concealed carry

Post: New Concealed Carry Law in Florida: Freedom and Responsibility

Constitutional carry is now legal in Florida. As of July 1st, under HB 543, Florida’s new concealed carry law, residents of Florida who legally possess firearms will not need a permit to carry a concealed weapon.

Removing the permit requirement means that gun owners will be able to carry concealed weapons without completing training and background checks. However, anyone who has been found guilty of a felony, been dishonorably discharged, been found to be mentally ill or forced into treatment, or been found guilty of a domestic violence misdemeanor is not allowed to possess firearms. Otherwise, if you meet all standards for gun ownership, you are permitted to carry concealed weapons or firearms in Florida on your person or in a vehicle – with certain exceptions.
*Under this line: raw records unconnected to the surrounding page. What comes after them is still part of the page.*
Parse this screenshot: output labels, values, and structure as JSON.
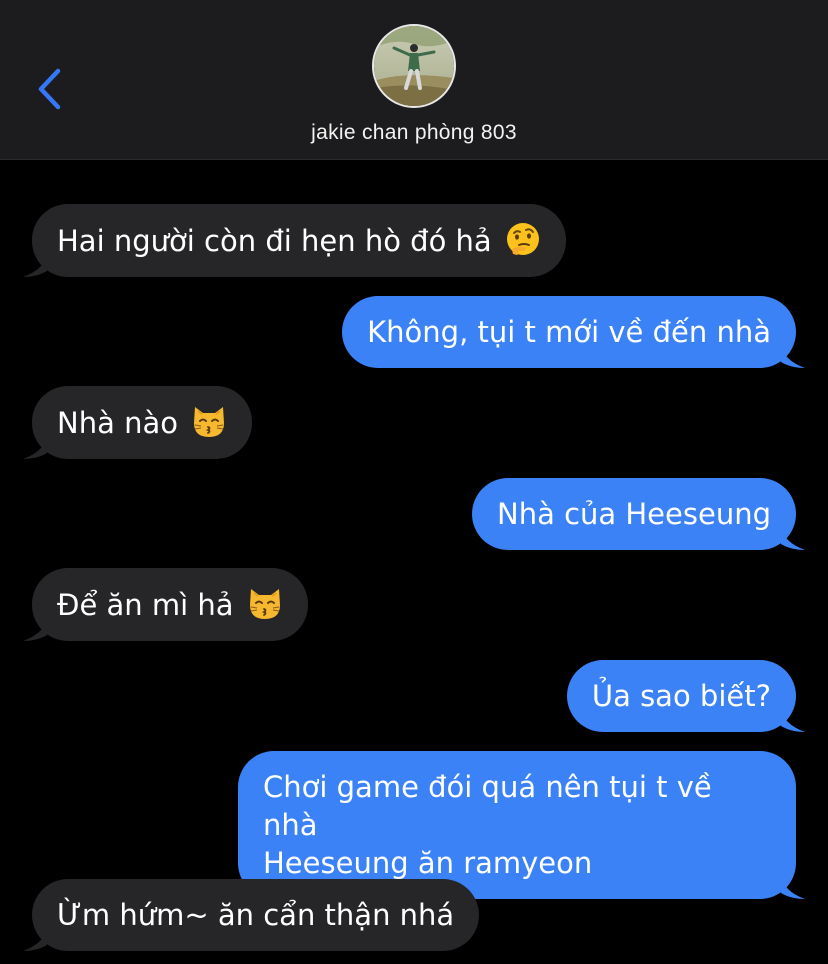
{
  "header": {
    "contact_name": "jakie chan phòng 803",
    "back_icon": "chevron-left-icon",
    "accent": "#3478f6"
  },
  "messages": [
    {
      "side": "received",
      "text": "Hai người còn đi hẹn hò đó hả",
      "emoji": "thinking-face"
    },
    {
      "side": "sent",
      "text": "Không, tụi t mới về đến nhà"
    },
    {
      "side": "received",
      "text": "Nhà nào",
      "emoji": "kissing-cat-face"
    },
    {
      "side": "sent",
      "text": "Nhà của Heeseung"
    },
    {
      "side": "received",
      "text": "Để ăn mì hả",
      "emoji": "kissing-cat-face"
    },
    {
      "side": "sent",
      "text": "Ủa sao biết?"
    },
    {
      "side": "sent",
      "lines": [
        "Chơi game đói quá nên tụi t về nhà",
        "Heeseung ăn ramyeon"
      ]
    },
    {
      "side": "received",
      "text": "Ừm hứm~ ăn cẩn thận nhá"
    }
  ],
  "colors": {
    "received_bubble": "#262628",
    "sent_bubble": "#3b82f6",
    "background": "#000000",
    "header_bg": "#1c1c1e"
  }
}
New Law Creates Some Confusion Among Gun Owners

Gun owners in Florida only need a valid ID to carry a concealed weapon, with a $25 fine for failing to do so. However, it’s important to note that the new law only applies to concealed carry, not open carry. Additionally, certain prohibited persons, such as convicted felons or those with a history of mental illness, are still not allowed to possess a firearm.

For those who choose to carry under the new constitutional carry law, it’s important to be aware of where they can and cannot carry a firearm. For example, firearms are still not allowed on school grounds or in government buildings, and private property owners can still prohibit firearms on their premises. Business owners can still choose whether or not to allow firearms on their property, even if an individual has the right to carry one without a permit.

Overall, the new law offers greater freedom for gun owners who wish to carry their firearms concealed without obtaining a permit, but it’s important to remember that firearms are still a serious responsibility and should be handled with care and caution.

Concealed Carry in FL and Other States Without a Permit

Under the new law, anyone at least 21 years old and not otherwise prohibited from possessing a firearm can legally carry concealed weapons or firearms in public. This includes both residents and non-residents of Florida.

The term “concealed” means that the gun should be hidden from plain view or sight when carried by an individual. However, there are certain restrictions on where guns can be carried under this law.

It’s important to note that while the new law eliminates the need for a concealed weapon permit, other regulations, such as background checks for gun purchases still apply.

Residents who want to carry concealed weapons in other states can still get a Florida concealed carry permit to take advantage of reciprocity agreements.

Open Carry vs Concealed Carry

concealed carry

Open carry refers to the ability to openly display a lawfully possessed handgun, typically holstered, in public. It is important to note that the new concealed carry law in Florida law does not allow for open carry of firearms. This means that even with the new law in place, individuals must keep their weapons concealed when carrying them in public places.

Openly carrying a gun is a second-degree misdemeanor with a $500 fine or a maximum of 60 days in jail. There are exemptions for individuals such as law enforcement officers, game wardens, members of the military, and even people who are “engaged in fishing, camping, or lawful hunting.”

Talk to a Gun Lawyer about Open Carry, Concealed Carry, and Constitutional Carry

concealed carry

Gun owners in Florida need to stay informed about these changes and understand how they may impact their ability to carry their firearms in different situations. It’s also essential for them to continue practicing responsible firearm ownership and safety measures at all times.

The permitless concealed carry law represents a significant shift towards greater freedom for gun owners in Florida. It remains important for individuals to educate themselves on all aspects of the legislation and seek guidance from legal professionals when necessary.

While some have expressed concern over potential dangers associated with allowing unlicensed individuals to carry concealed weapons, supporters argue that this law helps protect citizens’ Second Amendment rights while providing more flexibility when it comes to self-defense. Ultimately, time will tell how this new legislation affects gun owners throughout Florida.

Remember that owning a firearm is a serious responsibility, and carrying one in public comes with an even greater responsibility. Make sure you stay informed about Florida’s current laws so that you can exercise your Second Amendment rights safely and legally. To ensure that you understand your rights and responsibilities under this new law, it may be beneficial to consult with an Orlando firearms attorney about the new concealed carry. They can provide legal guidance on all aspects of gun ownership, including obtaining a concealed weapons permit, background checks for gun purchases, firearms training requirements, and more.

Criminal defense attorney The Rivas Law Firm